Lines of the data that contain the word "label" are the ones to copy.

*** Opening Provided records ***

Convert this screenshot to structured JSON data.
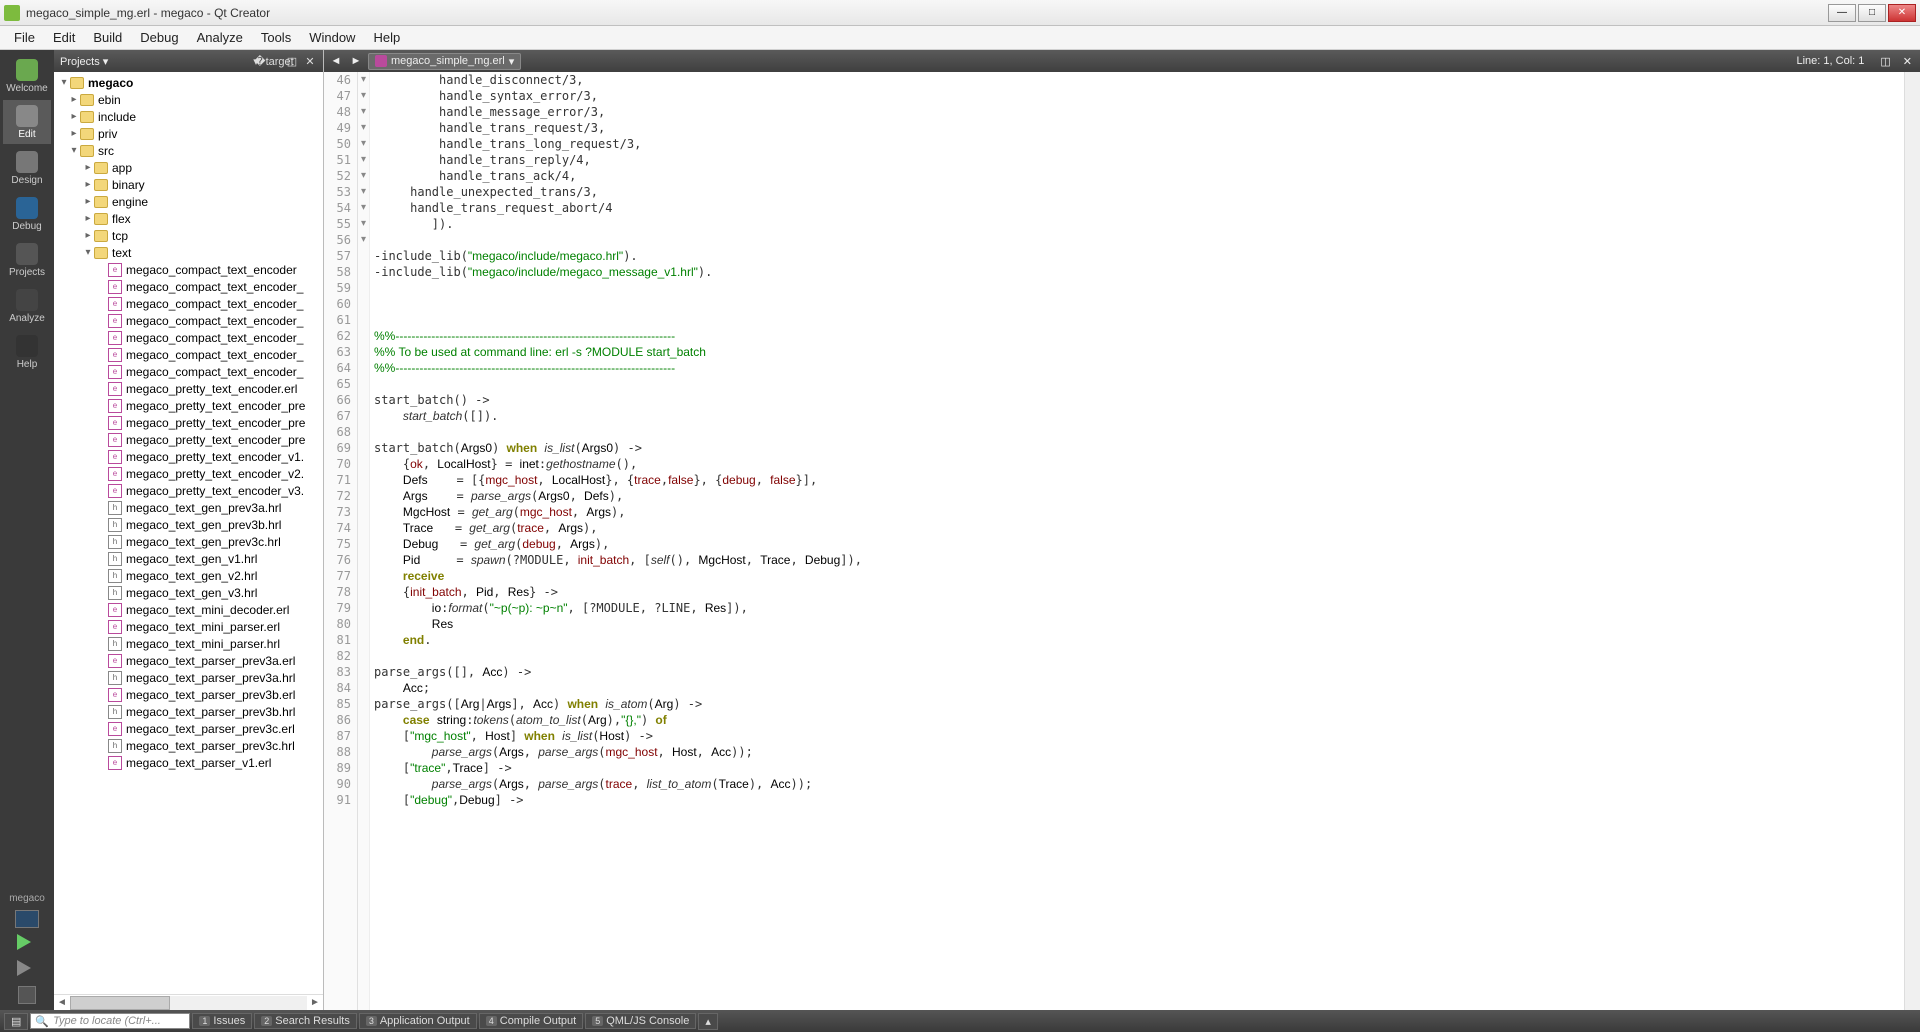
{
  "window": {
    "title": "megaco_simple_mg.erl - megaco - Qt Creator"
  },
  "menu": [
    "File",
    "Edit",
    "Build",
    "Debug",
    "Analyze",
    "Tools",
    "Window",
    "Help"
  ],
  "modes": [
    {
      "id": "welcome",
      "label": "Welcome"
    },
    {
      "id": "edit",
      "label": "Edit"
    },
    {
      "id": "design",
      "label": "Design"
    },
    {
      "id": "debug",
      "label": "Debug"
    },
    {
      "id": "projects",
      "label": "Projects"
    },
    {
      "id": "analyze",
      "label": "Analyze"
    },
    {
      "id": "help",
      "label": "Help"
    }
  ],
  "modebar_bottom": {
    "project": "megaco"
  },
  "side": {
    "header": "Projects",
    "root": "megaco",
    "folders_top": [
      "ebin",
      "include",
      "priv"
    ],
    "src": "src",
    "src_children": [
      "app",
      "binary",
      "engine",
      "flex",
      "tcp"
    ],
    "text_folder": "text",
    "files": [
      {
        "n": "megaco_compact_text_encoder",
        "t": "erl"
      },
      {
        "n": "megaco_compact_text_encoder_",
        "t": "erl"
      },
      {
        "n": "megaco_compact_text_encoder_",
        "t": "erl"
      },
      {
        "n": "megaco_compact_text_encoder_",
        "t": "erl"
      },
      {
        "n": "megaco_compact_text_encoder_",
        "t": "erl"
      },
      {
        "n": "megaco_compact_text_encoder_",
        "t": "erl"
      },
      {
        "n": "megaco_compact_text_encoder_",
        "t": "erl"
      },
      {
        "n": "megaco_pretty_text_encoder.erl",
        "t": "erl"
      },
      {
        "n": "megaco_pretty_text_encoder_pre",
        "t": "erl"
      },
      {
        "n": "megaco_pretty_text_encoder_pre",
        "t": "erl"
      },
      {
        "n": "megaco_pretty_text_encoder_pre",
        "t": "erl"
      },
      {
        "n": "megaco_pretty_text_encoder_v1.",
        "t": "erl"
      },
      {
        "n": "megaco_pretty_text_encoder_v2.",
        "t": "erl"
      },
      {
        "n": "megaco_pretty_text_encoder_v3.",
        "t": "erl"
      },
      {
        "n": "megaco_text_gen_prev3a.hrl",
        "t": "h"
      },
      {
        "n": "megaco_text_gen_prev3b.hrl",
        "t": "h"
      },
      {
        "n": "megaco_text_gen_prev3c.hrl",
        "t": "h"
      },
      {
        "n": "megaco_text_gen_v1.hrl",
        "t": "h"
      },
      {
        "n": "megaco_text_gen_v2.hrl",
        "t": "h"
      },
      {
        "n": "megaco_text_gen_v3.hrl",
        "t": "h"
      },
      {
        "n": "megaco_text_mini_decoder.erl",
        "t": "erl"
      },
      {
        "n": "megaco_text_mini_parser.erl",
        "t": "erl"
      },
      {
        "n": "megaco_text_mini_parser.hrl",
        "t": "h"
      },
      {
        "n": "megaco_text_parser_prev3a.erl",
        "t": "erl"
      },
      {
        "n": "megaco_text_parser_prev3a.hrl",
        "t": "h"
      },
      {
        "n": "megaco_text_parser_prev3b.erl",
        "t": "erl"
      },
      {
        "n": "megaco_text_parser_prev3b.hrl",
        "t": "h"
      },
      {
        "n": "megaco_text_parser_prev3c.erl",
        "t": "erl"
      },
      {
        "n": "megaco_text_parser_prev3c.hrl",
        "t": "h"
      },
      {
        "n": "megaco_text_parser_v1.erl",
        "t": "erl"
      }
    ]
  },
  "editor": {
    "filename": "megaco_simple_mg.erl",
    "status": "Line: 1, Col: 1",
    "first_line": 46,
    "fold_lines": [
      62,
      66,
      69,
      77,
      78,
      83,
      85,
      86,
      87,
      89,
      91
    ],
    "lines": [
      {
        "t": "plain",
        "s": "         handle_disconnect/3,"
      },
      {
        "t": "plain",
        "s": "         handle_syntax_error/3,"
      },
      {
        "t": "plain",
        "s": "         handle_message_error/3,"
      },
      {
        "t": "plain",
        "s": "         handle_trans_request/3,"
      },
      {
        "t": "plain",
        "s": "         handle_trans_long_request/3,"
      },
      {
        "t": "plain",
        "s": "         handle_trans_reply/4,"
      },
      {
        "t": "plain",
        "s": "         handle_trans_ack/4,"
      },
      {
        "t": "plain",
        "s": "     handle_unexpected_trans/3,"
      },
      {
        "t": "plain",
        "s": "     handle_trans_request_abort/4"
      },
      {
        "t": "plain",
        "s": "        ])."
      },
      {
        "t": "plain",
        "s": ""
      },
      {
        "t": "inc",
        "a": "-include_lib(",
        "b": "\"megaco/include/megaco.hrl\"",
        "c": ")."
      },
      {
        "t": "inc",
        "a": "-include_lib(",
        "b": "\"megaco/include/megaco_message_v1.hrl\"",
        "c": ")."
      },
      {
        "t": "plain",
        "s": ""
      },
      {
        "t": "plain",
        "s": ""
      },
      {
        "t": "plain",
        "s": ""
      },
      {
        "t": "cmt",
        "s": "%%----------------------------------------------------------------------"
      },
      {
        "t": "cmt",
        "s": "%% To be used at command line: erl -s ?MODULE start_batch"
      },
      {
        "t": "cmt",
        "s": "%%----------------------------------------------------------------------"
      },
      {
        "t": "plain",
        "s": ""
      },
      {
        "t": "raw",
        "h": "start_batch() -&gt;"
      },
      {
        "t": "raw",
        "h": "    <span class='fn'>start_batch</span>([])."
      },
      {
        "t": "plain",
        "s": ""
      },
      {
        "t": "raw",
        "h": "start_batch(<span class='var'>Args0</span>) <span class='kw'>when</span> <span class='fn'>is_list</span>(<span class='var'>Args0</span>) -&gt;"
      },
      {
        "t": "raw",
        "h": "    {<span class='atom'>ok</span>, <span class='var'>LocalHost</span>} = <span class='mod'>inet</span>:<span class='fn'>gethostname</span>(),"
      },
      {
        "t": "raw",
        "h": "    <span class='var'>Defs</span>    = [{<span class='atom'>mgc_host</span>, <span class='var'>LocalHost</span>}, {<span class='atom'>trace</span>,<span class='atom'>false</span>}, {<span class='atom'>debug</span>, <span class='atom'>false</span>}],"
      },
      {
        "t": "raw",
        "h": "    <span class='var'>Args</span>    = <span class='fn'>parse_args</span>(<span class='var'>Args0</span>, <span class='var'>Defs</span>),"
      },
      {
        "t": "raw",
        "h": "    <span class='var'>MgcHost</span> = <span class='fn'>get_arg</span>(<span class='atom'>mgc_host</span>, <span class='var'>Args</span>),"
      },
      {
        "t": "raw",
        "h": "    <span class='var'>Trace</span>   = <span class='fn'>get_arg</span>(<span class='atom'>trace</span>, <span class='var'>Args</span>),"
      },
      {
        "t": "raw",
        "h": "    <span class='var'>Debug</span>   = <span class='fn'>get_arg</span>(<span class='atom'>debug</span>, <span class='var'>Args</span>),"
      },
      {
        "t": "raw",
        "h": "    <span class='var'>Pid</span>     = <span class='fn'>spawn</span>(?MODULE, <span class='atom'>init_batch</span>, [<span class='fn'>self</span>(), <span class='var'>MgcHost</span>, <span class='var'>Trace</span>, <span class='var'>Debug</span>]),"
      },
      {
        "t": "raw",
        "h": "    <span class='kw'>receive</span>"
      },
      {
        "t": "raw",
        "h": "    {<span class='atom'>init_batch</span>, <span class='var'>Pid</span>, <span class='var'>Res</span>} -&gt;"
      },
      {
        "t": "raw",
        "h": "        <span class='mod'>io</span>:<span class='fn'>format</span>(<span class='str'>\"~p(~p): ~p~n\"</span>, [?MODULE, ?LINE, <span class='var'>Res</span>]),"
      },
      {
        "t": "raw",
        "h": "        <span class='var'>Res</span>"
      },
      {
        "t": "raw",
        "h": "    <span class='kw'>end</span>."
      },
      {
        "t": "plain",
        "s": ""
      },
      {
        "t": "raw",
        "h": "parse_args([], <span class='var'>Acc</span>) -&gt;"
      },
      {
        "t": "raw",
        "h": "    <span class='var'>Acc</span>;"
      },
      {
        "t": "raw",
        "h": "parse_args([<span class='var'>Arg</span>|<span class='var'>Args</span>], <span class='var'>Acc</span>) <span class='kw'>when</span> <span class='fn'>is_atom</span>(<span class='var'>Arg</span>) -&gt;"
      },
      {
        "t": "raw",
        "h": "    <span class='kw'>case</span> <span class='mod'>string</span>:<span class='fn'>tokens</span>(<span class='fn'>atom_to_list</span>(<span class='var'>Arg</span>),<span class='str'>\"{},\"</span>) <span class='kw'>of</span>"
      },
      {
        "t": "raw",
        "h": "    [<span class='str'>\"mgc_host\"</span>, <span class='var'>Host</span>] <span class='kw'>when</span> <span class='fn'>is_list</span>(<span class='var'>Host</span>) -&gt;"
      },
      {
        "t": "raw",
        "h": "        <span class='fn'>parse_args</span>(<span class='var'>Args</span>, <span class='fn'>parse_args</span>(<span class='atom'>mgc_host</span>, <span class='var'>Host</span>, <span class='var'>Acc</span>));"
      },
      {
        "t": "raw",
        "h": "    [<span class='str'>\"trace\"</span>,<span class='var'>Trace</span>] -&gt;"
      },
      {
        "t": "raw",
        "h": "        <span class='fn'>parse_args</span>(<span class='var'>Args</span>, <span class='fn'>parse_args</span>(<span class='atom'>trace</span>, <span class='fn'>list_to_atom</span>(<span class='var'>Trace</span>), <span class='var'>Acc</span>));"
      },
      {
        "t": "raw",
        "h": "    [<span class='str'>\"debug\"</span>,<span class='var'>Debug</span>] -&gt;"
      }
    ]
  },
  "bottom": {
    "search_placeholder": "Type to locate (Ctrl+...",
    "tabs": [
      {
        "n": "1",
        "l": "Issues"
      },
      {
        "n": "2",
        "l": "Search Results"
      },
      {
        "n": "3",
        "l": "Application Output"
      },
      {
        "n": "4",
        "l": "Compile Output"
      },
      {
        "n": "5",
        "l": "QML/JS Console"
      }
    ]
  }
}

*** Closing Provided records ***

*Exercise output*.
      "label": "Welcome"
      "label": "Edit"
      "label": "Design"
      "label": "Debug"
      "label": "Projects"
      "label": "Analyze"
      "label": "Help"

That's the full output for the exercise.